Cultural Conflict at NASA's Marshall Space Flight Center, 1960–1966

Wernher von Braun, who pursued the art of rocket building for forty years, also practiced the art of organization building throughout his career. In 1932, when the German army began sponsoring his work, he had just a single mechanic as his assistant.1 Thirty years later he was director of the Marshall Space Flight Center in Huntsville, Alabama, with a staff of seven thousand and tens of thousands more employed by its contracting firms. The Marshall Center was then the largest field center of the National Aeronautics and Space Administration (NASA), still expanding to meet its responsibility for developing the Saturn launch vehicles for the Apollo program. At that moment of organizational prosperity, however, von Braun expressed concern about the center's rapid growth: "We have a phobia against getting too large at Marshall. We have had, I think, some rather noteworthy successes on several assigned rush projects because we are a moderately sized and well-integrated organization."2

When von Braun wrote this in 1962, the Marshall Center did in fact possess a mature, well-integrated capability for rocket building. In von Braun's view, however, further expansion of the center and its tasks, accompanied [End Page 561] by a tighter, more systematic form of supervision exercised by NASA headquarters in Washington, D.C., threatened its effectiveness. Von Braun believed that the sound operation of his organization depended on giving it the proper size, structure, ethos, and context.

This article examines the engineering style and social structure of the Marshall Center as a local engineering community, focusing on the period in which it developed the Saturn launch vehicles.3 While official histories of the center and the Saturn project exist, this article concentrates on how engineers at the center thought and operated, drawing on their published and unpublished papers, interview transcripts, and congressional records.4 Marshall engineers' peculiar managerial and engineering methods fit their culture of work. While they did gradually and reluctantly change their practices in response to external pressures, they held to their engineering style where it was inseparable from the social foundations of their community.

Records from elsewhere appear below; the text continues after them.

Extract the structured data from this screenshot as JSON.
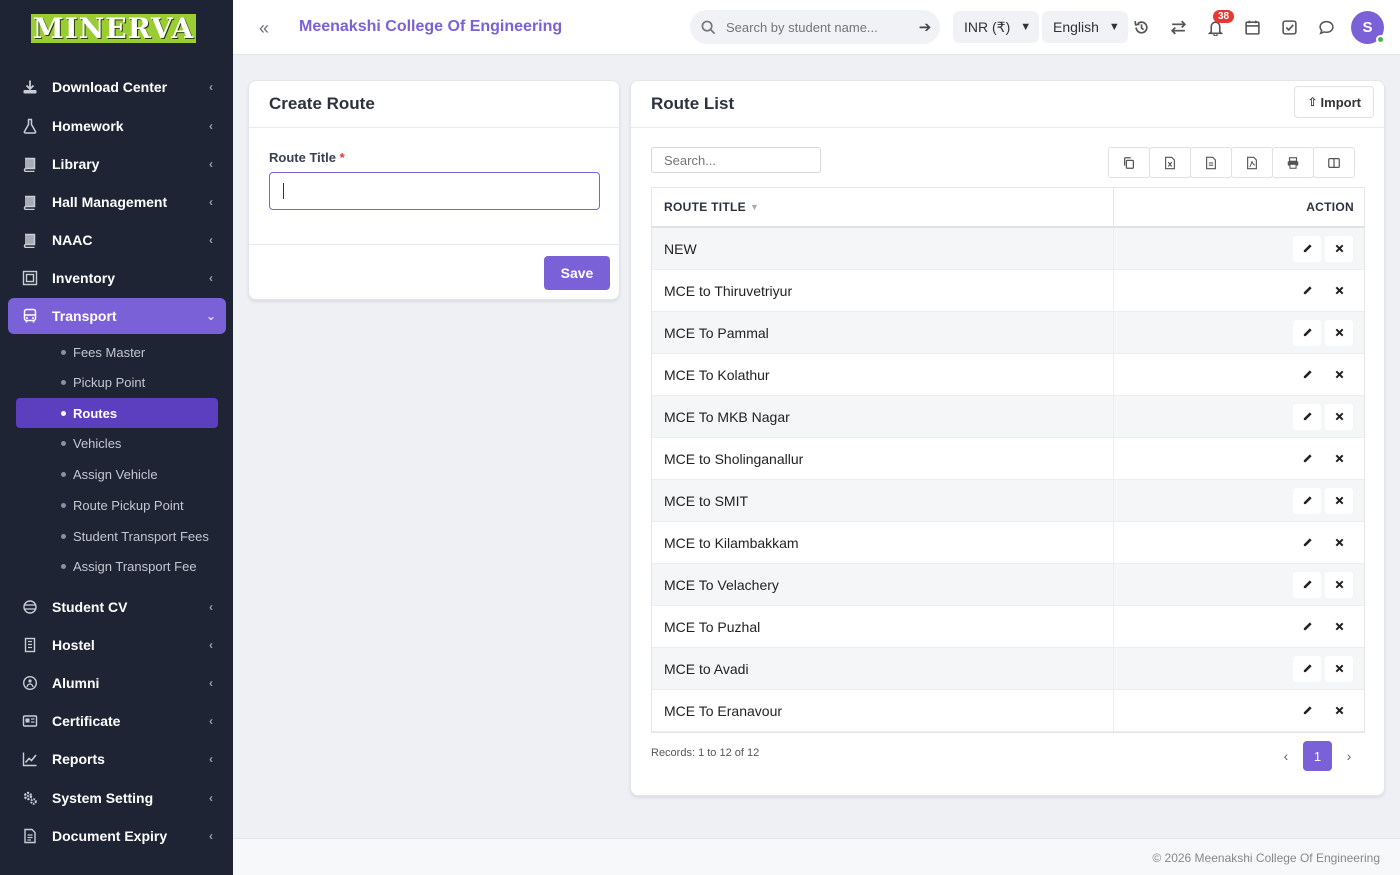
{
  "brand": {
    "logo_text": "MINERVA"
  },
  "sidebar": {
    "items": [
      {
        "label": "Download Center",
        "icon": "download-icon"
      },
      {
        "label": "Homework",
        "icon": "flask-icon"
      },
      {
        "label": "Library",
        "icon": "book-icon"
      },
      {
        "label": "Hall Management",
        "icon": "book-icon"
      },
      {
        "label": "NAAC",
        "icon": "book-icon"
      },
      {
        "label": "Inventory",
        "icon": "inventory-icon"
      },
      {
        "label": "Transport",
        "icon": "bus-icon",
        "active": true
      },
      {
        "label": "Student CV",
        "icon": "cv-icon"
      },
      {
        "label": "Hostel",
        "icon": "building-icon"
      },
      {
        "label": "Alumni",
        "icon": "alumni-icon"
      },
      {
        "label": "Certificate",
        "icon": "certificate-icon"
      },
      {
        "label": "Reports",
        "icon": "chart-icon"
      },
      {
        "label": "System Setting",
        "icon": "gears-icon"
      },
      {
        "label": "Document Expiry",
        "icon": "document-icon"
      }
    ],
    "transport_sub": [
      {
        "label": "Fees Master"
      },
      {
        "label": "Pickup Point"
      },
      {
        "label": "Routes",
        "active": true
      },
      {
        "label": "Vehicles"
      },
      {
        "label": "Assign Vehicle"
      },
      {
        "label": "Route Pickup Point"
      },
      {
        "label": "Student Transport Fees"
      },
      {
        "label": "Assign Transport Fee"
      }
    ]
  },
  "header": {
    "college_name": "Meenakshi College Of Engineering",
    "search_placeholder": "Search by student name...",
    "currency": "INR (₹)",
    "language": "English",
    "notification_count": "38",
    "avatar_initial": "S"
  },
  "create_route": {
    "title": "Create Route",
    "field_label": "Route Title",
    "required_mark": "*",
    "field_value": "",
    "save_label": "Save"
  },
  "route_list": {
    "title": "Route List",
    "import_label": "Import",
    "search_placeholder": "Search...",
    "columns": {
      "title": "ROUTE TITLE",
      "action": "ACTION"
    },
    "rows": [
      "NEW",
      "MCE to Thiruvetriyur",
      "MCE To Pammal",
      "MCE To Kolathur",
      "MCE To MKB Nagar",
      "MCE to Sholinganallur",
      "MCE to SMIT",
      "MCE to Kilambakkam",
      "MCE To Velachery",
      "MCE To Puzhal",
      "MCE to Avadi",
      "MCE To Eranavour"
    ],
    "records_text": "Records: 1 to 12 of 12",
    "current_page": "1"
  },
  "footer": {
    "text": "© 2026 Meenakshi College Of Engineering"
  },
  "colors": {
    "accent": "#7b61d8",
    "sidebar_bg": "#1e2433",
    "badge": "#e53935"
  }
}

The culture and practices of NASA have attracted scholarly attention. Howard E. McCurdy has argued that over several decades NASA lost its "technical culture," which was supported by extensive testing and in-house engineering capability.5 This article discusses concrete components of that technical culture within the limited scope of a single NASA installation. Stephen B. Johnson has described the introduction of systems engineering as a crucial change in NASA's engineering practices in the 1960s.6 Johnson argues that von Braun and his engineers at the Marshall Center did not make systems engineering the core of their engineering style because it was "redundant"; they had their own informal methods. I shall argue that from their point of view systems engineering was not just redundant but fundamentally irreconcilable with the engineering assumptions and social values of their community.

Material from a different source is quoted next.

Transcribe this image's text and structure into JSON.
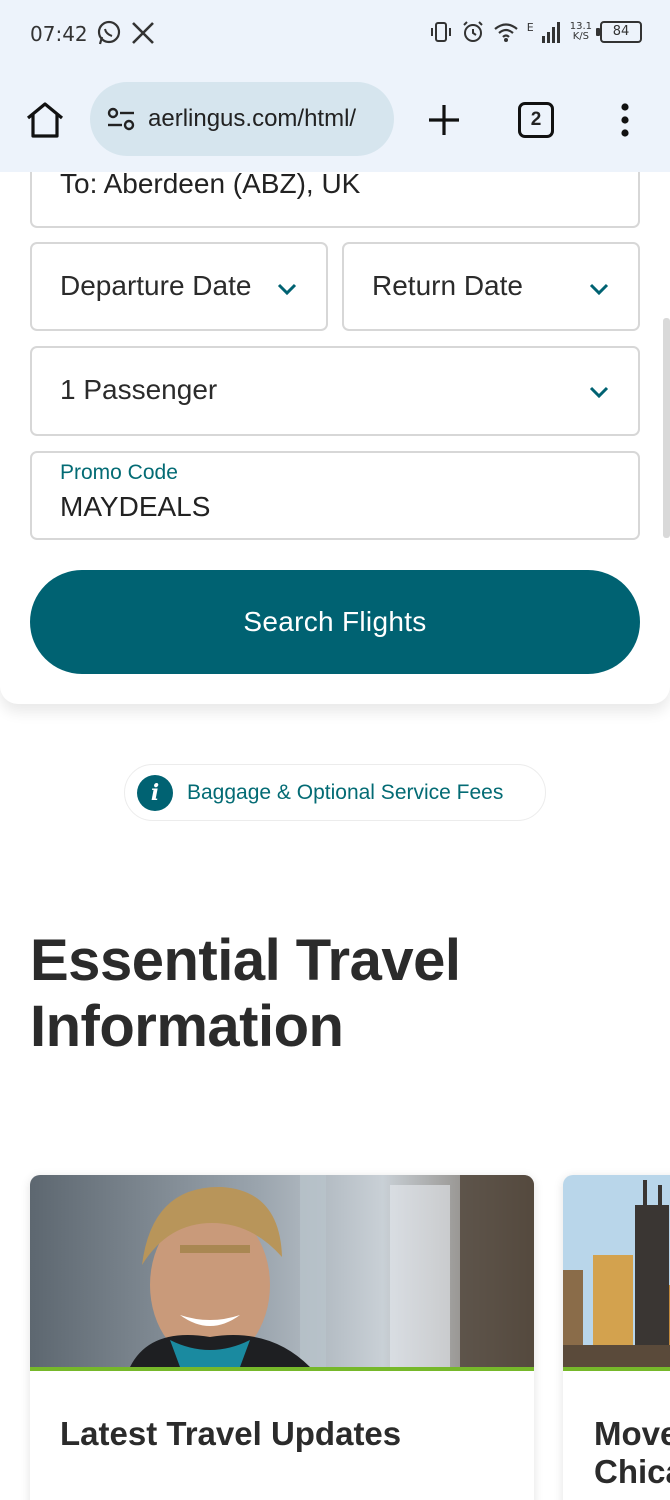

As Johnson demonstrates, systems engineering was at the heart of the conflict between NASA headquarters and the Marshall Center. In the last several years, historians of technology have produced a number of case studies on the role of systems engineering—or, more generally, the systems approach—in large-scale engineering projects.7 Systems engineering enabled [End Page 562] steady execution of those projects through standardized, formalized, document-intensive techniques. Its practitioners, systems engineers, integrated large, highly complex technological systems by coordinating the functions of constituent components and subsystems and by overseeing the engineering efforts of those who developed them. The approach of systems engineers was analytical, in the sense that they sought to insure proper large-system function by dividing it into component elements of manageable scale. Systems engineers set and monitored specifications and requirements for those elements, defined and maintained interfaces between them, and coordinated the schedule and resources to develop them. They sought to optimize the overall system...